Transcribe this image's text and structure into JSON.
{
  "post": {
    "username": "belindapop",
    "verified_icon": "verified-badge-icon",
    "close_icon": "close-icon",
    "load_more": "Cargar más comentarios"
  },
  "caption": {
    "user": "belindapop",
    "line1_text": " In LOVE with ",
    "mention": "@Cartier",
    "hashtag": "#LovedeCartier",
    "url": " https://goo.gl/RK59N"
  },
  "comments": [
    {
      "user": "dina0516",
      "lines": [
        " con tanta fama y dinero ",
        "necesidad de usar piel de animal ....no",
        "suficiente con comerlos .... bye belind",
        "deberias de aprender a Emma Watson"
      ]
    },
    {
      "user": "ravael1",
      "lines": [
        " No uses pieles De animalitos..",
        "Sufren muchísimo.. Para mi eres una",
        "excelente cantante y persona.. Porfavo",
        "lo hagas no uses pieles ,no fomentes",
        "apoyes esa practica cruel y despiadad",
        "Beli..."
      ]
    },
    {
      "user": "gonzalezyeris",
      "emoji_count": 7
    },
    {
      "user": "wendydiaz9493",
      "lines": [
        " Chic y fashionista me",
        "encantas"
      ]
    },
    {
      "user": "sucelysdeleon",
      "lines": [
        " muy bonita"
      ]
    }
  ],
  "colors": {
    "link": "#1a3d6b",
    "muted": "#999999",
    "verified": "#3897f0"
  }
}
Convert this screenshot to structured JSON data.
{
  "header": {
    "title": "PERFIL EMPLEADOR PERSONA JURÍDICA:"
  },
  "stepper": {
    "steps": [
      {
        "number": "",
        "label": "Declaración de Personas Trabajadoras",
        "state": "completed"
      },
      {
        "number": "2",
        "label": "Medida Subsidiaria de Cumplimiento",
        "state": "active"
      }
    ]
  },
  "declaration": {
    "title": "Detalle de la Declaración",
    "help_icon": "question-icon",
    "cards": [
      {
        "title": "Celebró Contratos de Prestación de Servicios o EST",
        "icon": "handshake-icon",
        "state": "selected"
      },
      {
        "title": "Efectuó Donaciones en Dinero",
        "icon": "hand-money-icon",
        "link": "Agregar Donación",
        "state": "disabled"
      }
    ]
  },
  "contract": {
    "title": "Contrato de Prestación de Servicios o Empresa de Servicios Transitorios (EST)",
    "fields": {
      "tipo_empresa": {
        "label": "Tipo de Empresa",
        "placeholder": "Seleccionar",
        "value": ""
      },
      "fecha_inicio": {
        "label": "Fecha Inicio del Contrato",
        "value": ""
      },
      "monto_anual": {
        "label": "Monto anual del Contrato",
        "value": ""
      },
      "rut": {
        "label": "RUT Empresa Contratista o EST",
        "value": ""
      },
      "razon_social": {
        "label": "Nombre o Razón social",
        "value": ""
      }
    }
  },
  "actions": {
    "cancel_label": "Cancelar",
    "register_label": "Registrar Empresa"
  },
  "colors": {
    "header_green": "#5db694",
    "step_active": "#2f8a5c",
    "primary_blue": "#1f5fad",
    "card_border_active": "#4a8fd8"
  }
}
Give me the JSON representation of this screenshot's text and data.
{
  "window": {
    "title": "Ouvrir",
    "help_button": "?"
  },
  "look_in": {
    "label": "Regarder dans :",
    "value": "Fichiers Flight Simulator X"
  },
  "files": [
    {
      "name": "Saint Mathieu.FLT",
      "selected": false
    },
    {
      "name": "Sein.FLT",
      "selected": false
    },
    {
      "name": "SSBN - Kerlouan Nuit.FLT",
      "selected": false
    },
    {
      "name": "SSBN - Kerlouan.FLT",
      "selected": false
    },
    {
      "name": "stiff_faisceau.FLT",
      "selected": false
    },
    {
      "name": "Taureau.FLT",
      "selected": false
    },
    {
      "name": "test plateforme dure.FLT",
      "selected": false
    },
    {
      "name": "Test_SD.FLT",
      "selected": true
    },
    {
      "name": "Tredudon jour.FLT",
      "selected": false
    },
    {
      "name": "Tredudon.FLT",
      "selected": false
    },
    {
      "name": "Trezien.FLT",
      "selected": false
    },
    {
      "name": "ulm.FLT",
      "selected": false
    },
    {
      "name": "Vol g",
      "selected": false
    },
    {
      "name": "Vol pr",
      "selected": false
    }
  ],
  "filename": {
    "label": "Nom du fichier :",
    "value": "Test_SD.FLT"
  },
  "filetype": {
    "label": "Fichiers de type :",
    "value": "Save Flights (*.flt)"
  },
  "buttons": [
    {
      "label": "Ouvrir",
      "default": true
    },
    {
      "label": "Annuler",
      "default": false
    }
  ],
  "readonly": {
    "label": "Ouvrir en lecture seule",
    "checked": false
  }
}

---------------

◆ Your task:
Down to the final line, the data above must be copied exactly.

◆ Answer to this task:
Transcribe this image's text and structure into JSON.
{
  "post": {
    "username": "belindapop",
    "verified_icon": "verified-badge-icon",
    "close_icon": "close-icon",
    "load_more": "Cargar más comentarios"
  },
  "caption": {
    "user": "belindapop",
    "line1_text": " In LOVE with ",
    "mention": "@Cartier",
    "hashtag": "#LovedeCartier",
    "url": " https://goo.gl/RK59N"
  },
  "comments": [
    {
      "user": "dina0516",
      "lines": [
        " con tanta fama y dinero ",
        "necesidad de usar piel de animal ....no",
        "suficiente con comerlos .... bye belind",
        "deberias de aprender a Emma Watson"
      ]
    },
    {
      "user": "ravael1",
      "lines": [
        " No uses pieles De animalitos..",
        "Sufren muchísimo.. Para mi eres una",
        "excelente cantante y persona.. Porfavo",
        "lo hagas no uses pieles ,no fomentes",
        "apoyes esa practica cruel y despiadad",
        "Beli..."
      ]
    },
    {
      "user": "gonzalezyeris",
      "emoji_count": 7
    },
    {
      "user": "wendydiaz9493",
      "lines": [
        " Chic y fashionista me",
        "encantas"
      ]
    },
    {
      "user": "sucelysdeleon",
      "lines": [
        " muy bonita"
      ]
    }
  ],
  "colors": {
    "link": "#1a3d6b",
    "muted": "#999999",
    "verified": "#3897f0"
  }
}
Convert this screenshot to structured JSON data.
{
  "header": {
    "title": "PERFIL EMPLEADOR PERSONA JURÍDICA:"
  },
  "stepper": {
    "steps": [
      {
        "number": "",
        "label": "Declaración de Personas Trabajadoras",
        "state": "completed"
      },
      {
        "number": "2",
        "label": "Medida Subsidiaria de Cumplimiento",
        "state": "active"
      }
    ]
  },
  "declaration": {
    "title": "Detalle de la Declaración",
    "help_icon": "question-icon",
    "cards": [
      {
        "title": "Celebró Contratos de Prestación de Servicios o EST",
        "icon": "handshake-icon",
        "state": "selected"
      },
      {
        "title": "Efectuó Donaciones en Dinero",
        "icon": "hand-money-icon",
        "link": "Agregar Donación",
        "state": "disabled"
      }
    ]
  },
  "contract": {
    "title": "Contrato de Prestación de Servicios o Empresa de Servicios Transitorios (EST)",
    "fields": {
      "tipo_empresa": {
        "label": "Tipo de Empresa",
        "placeholder": "Seleccionar",
        "value": ""
      },
      "fecha_inicio": {
        "label": "Fecha Inicio del Contrato",
        "value": ""
      },
      "monto_anual": {
        "label": "Monto anual del Contrato",
        "value": ""
      },
      "rut": {
        "label": "RUT Empresa Contratista o EST",
        "value": ""
      },
      "razon_social": {
        "label": "Nombre o Razón social",
        "value": ""
      }
    }
  },
  "actions": {
    "cancel_label": "Cancelar",
    "register_label": "Registrar Empresa"
  },
  "colors": {
    "header_green": "#5db694",
    "step_active": "#2f8a5c",
    "primary_blue": "#1f5fad",
    "card_border_active": "#4a8fd8"
  }
}
Give me the JSON representation of this screenshot's text and data.
{
  "window": {
    "title": "Ouvrir",
    "help_button": "?"
  },
  "look_in": {
    "label": "Regarder dans :",
    "value": "Fichiers Flight Simulator X"
  },
  "files": [
    {
      "name": "Saint Mathieu.FLT",
      "selected": false
    },
    {
      "name": "Sein.FLT",
      "selected": false
    },
    {
      "name": "SSBN - Kerlouan Nuit.FLT",
      "selected": false
    },
    {
      "name": "SSBN - Kerlouan.FLT",
      "selected": false
    },
    {
      "name": "stiff_faisceau.FLT",
      "selected": false
    },
    {
      "name": "Taureau.FLT",
      "selected": false
    },
    {
      "name": "test plateforme dure.FLT",
      "selected": false
    },
    {
      "name": "Test_SD.FLT",
      "selected": true
    },
    {
      "name": "Tredudon jour.FLT",
      "selected": false
    },
    {
      "name": "Tredudon.FLT",
      "selected": false
    },
    {
      "name": "Trezien.FLT",
      "selected": false
    },
    {
      "name": "ulm.FLT",
      "selected": false
    },
    {
      "name": "Vol g",
      "selected": false
    },
    {
      "name": "Vol pr",
      "selected": false
    }
  ],
  "filename": {
    "label": "Nom du fichier :",
    "value": "Test_SD.FLT"
  },
  "filetype": {
    "label": "Fichiers de type :",
    "value": "Save Flights (*.flt)"
  },
  "buttons": [
    {
      "label": "Ouvrir",
      "default": true
    },
    {
      "label": "Annuler",
      "default": false
    }
  ],
  "readonly": {
    "label": "Ouvrir en lecture seule",
    "checked": false
  }
}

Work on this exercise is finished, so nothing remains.